I have argued variously that without the ferociously pursued British military, diplomatic and political support to its client Nigeria state in southwestcentral Africa, right from the outset, the Igbo genocide, this foundational genocide of post-(European)conquest Africa, would probably not have occurred (see, for instance, Herbert Ekwe-Ekwe, “Rights for Scots, Rights for the Igbo”,
http://re-thinkingafrica.blogspot.com.br/2012/01/rights-for-scots-rights-for-igbo.html). Definitely, the Nigerians would not have embarked on the third phase of the genocide, the direct invasion of Biafra, beginning on 6 July 1967, without receiving firm support for the operation from
Earlier on, 100,000 Igbo had been murdered by the genocidists in waves after waves of meticulously-coordinated savage campaigns across the entire north region of

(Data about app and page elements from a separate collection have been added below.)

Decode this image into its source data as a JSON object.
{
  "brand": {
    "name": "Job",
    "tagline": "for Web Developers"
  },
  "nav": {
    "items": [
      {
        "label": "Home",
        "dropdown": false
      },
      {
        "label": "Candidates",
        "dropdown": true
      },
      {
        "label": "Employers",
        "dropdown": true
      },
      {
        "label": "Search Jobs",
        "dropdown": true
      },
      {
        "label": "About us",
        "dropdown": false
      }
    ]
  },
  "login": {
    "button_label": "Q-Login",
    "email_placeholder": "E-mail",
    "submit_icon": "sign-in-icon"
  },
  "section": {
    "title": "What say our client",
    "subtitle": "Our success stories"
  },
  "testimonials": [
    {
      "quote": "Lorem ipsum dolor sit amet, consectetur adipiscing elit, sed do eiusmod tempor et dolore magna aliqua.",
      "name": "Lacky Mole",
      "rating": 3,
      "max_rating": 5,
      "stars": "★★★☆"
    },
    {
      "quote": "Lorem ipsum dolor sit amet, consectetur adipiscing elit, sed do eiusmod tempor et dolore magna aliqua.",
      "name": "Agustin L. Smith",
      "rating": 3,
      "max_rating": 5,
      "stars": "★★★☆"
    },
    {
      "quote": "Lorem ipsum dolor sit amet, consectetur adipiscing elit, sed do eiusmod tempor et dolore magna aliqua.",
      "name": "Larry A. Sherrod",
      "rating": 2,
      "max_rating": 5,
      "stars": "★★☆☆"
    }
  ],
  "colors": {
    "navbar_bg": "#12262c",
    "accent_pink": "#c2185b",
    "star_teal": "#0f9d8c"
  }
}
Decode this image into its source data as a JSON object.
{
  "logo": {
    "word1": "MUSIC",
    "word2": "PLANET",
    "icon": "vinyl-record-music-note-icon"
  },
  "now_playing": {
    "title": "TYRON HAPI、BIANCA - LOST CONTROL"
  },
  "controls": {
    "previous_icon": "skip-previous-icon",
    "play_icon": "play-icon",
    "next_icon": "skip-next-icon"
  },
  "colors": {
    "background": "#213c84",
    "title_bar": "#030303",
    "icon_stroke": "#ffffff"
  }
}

The Aburi African-led and controlled diplomatic initiative and resultant summit are indeed extraordinary, the likes of which we haven’t seen on the African political scene since. After two days of talks, 4-5 January 1967, the delegates achieved an exceptional degree of agreement, in spite of the genocide of the previous seven months. A brief examination of the key points of the agreement underscores our conclusion. Two areas require comment. First, the resolution that focuses on the renouncement of force and the importation of arms: (1) “renounce the use of force as a means of settling the present crisis in
Jackie McLean Sextet, “Appointment in Ghana” [personnel: McLean, alto saxophone; Blue Mitchell, trumpet; Tina Brooks, tenor saxophone; Kenny Drew, piano; Paul Chambers, bass; Art Taylor, drums; recorded: Van Gelder Studio, Englewood Cliffs, NJ, US, 1 September 1960])
Peer-review: “Cleverest”, “Compulsive-logic”
In effect, the Aburi decision to transfer the constitutional responsibility of the Nigerian military from the position of the supreme commander to the supreme military council extensively limited the executive (and legislature) powers of the position of “supreme commander and head of state” which Gowon had exercised since the genocide (these powers were originally contained in General Aguyi-Ironsi’s January 1966 decree no.1 which had made the occupant of that office, and not the SMC, the principal person in charge of decision making in the country). In future, following the Aburi accord, “any decision affecting the whole country must be decided by the Supreme Military Council” (added emphasis) – namely, the eight members that made up the body gathered in Ghana including, pointedly, the military governors of the regions of which Odumegwu-Ojukwu, the only member that had refused to recognise Gowon in that position, was one.
Back to Aburi (1967), Odumegwu-Ojukwu had laid bare, for the crucial reckoning of African history, the apposite moral and juridical dilemma surrounding the status of lead-genocidist leader Yakubu Gowon. Odumegwu-Ojukwu had insisted at the talks that Gowon must neither be seen nor aided by his peers to appropriate the position and the powers invested in Nigeria’s top political and military leadership after his perpetration of the mass murder of tens of thousands of Igbo people and the murder of General Aguyi-Ironsi, the commander-in-chief, under whom Gowon served as chief of army staff. Odumegwu-Ojukwu’s reply to a question about Gowon’s status, posed by Mobalaji Johnson (governor of
Odumegwu-Ojukwu was in effect highlighting the territorial reach and distribution of the Gowon-controlled genocidist forces across the country – Lagos/west-north regions where they occupied, and the east and midwest regions, which were still free of their presence. In the light of Aburi, Gowon’s overall control of the Lagos/west/north regions had in fact come under question. With the newly acquired powers of individual governors on the supreme military council at the expense of those hitherto wielded by Gowon, it followed, for instance, that the governors of
Gowon’s ultimate renegation of an accord that he signed, willingly, in Ghana, in the presence of all the other seven members of the Nigerian governing military council, their five secretaries, and General Ankrah, their host, was a reminder, if ever such an evidence was sought, of who, eventually called the shots at the crucial junctures of the course of the Igbo genocide: Britain. Such was the British disappointment of Gowon’s performance in Abuja that they ensured that Gowon would in future no longer be “exposed” to Odumegwu-Ojukwu or any of these Igbo with “compulsive logic”. Subsequently, the often more “coherent” spokespersons who tried to put across some “form of explanation” of the Anglo/Nigerian position on the Igbo genocide, especially in Britain where there was a groundswell popular opposition to the slaughter, were from a hired pool of consultants of ex-British conquest administrators who had served in Nigeria.
This “final solution” of the “Igbo Question” had become the proffered one sought by the British and their Nigerian allies since. And they soon unleashed a cataclysmic surge of violence in
*All military rank references here to the Aburi conference participants are statuses achieved and recognised prior to the outbreak of the Igbo genocide, 29 May 1966.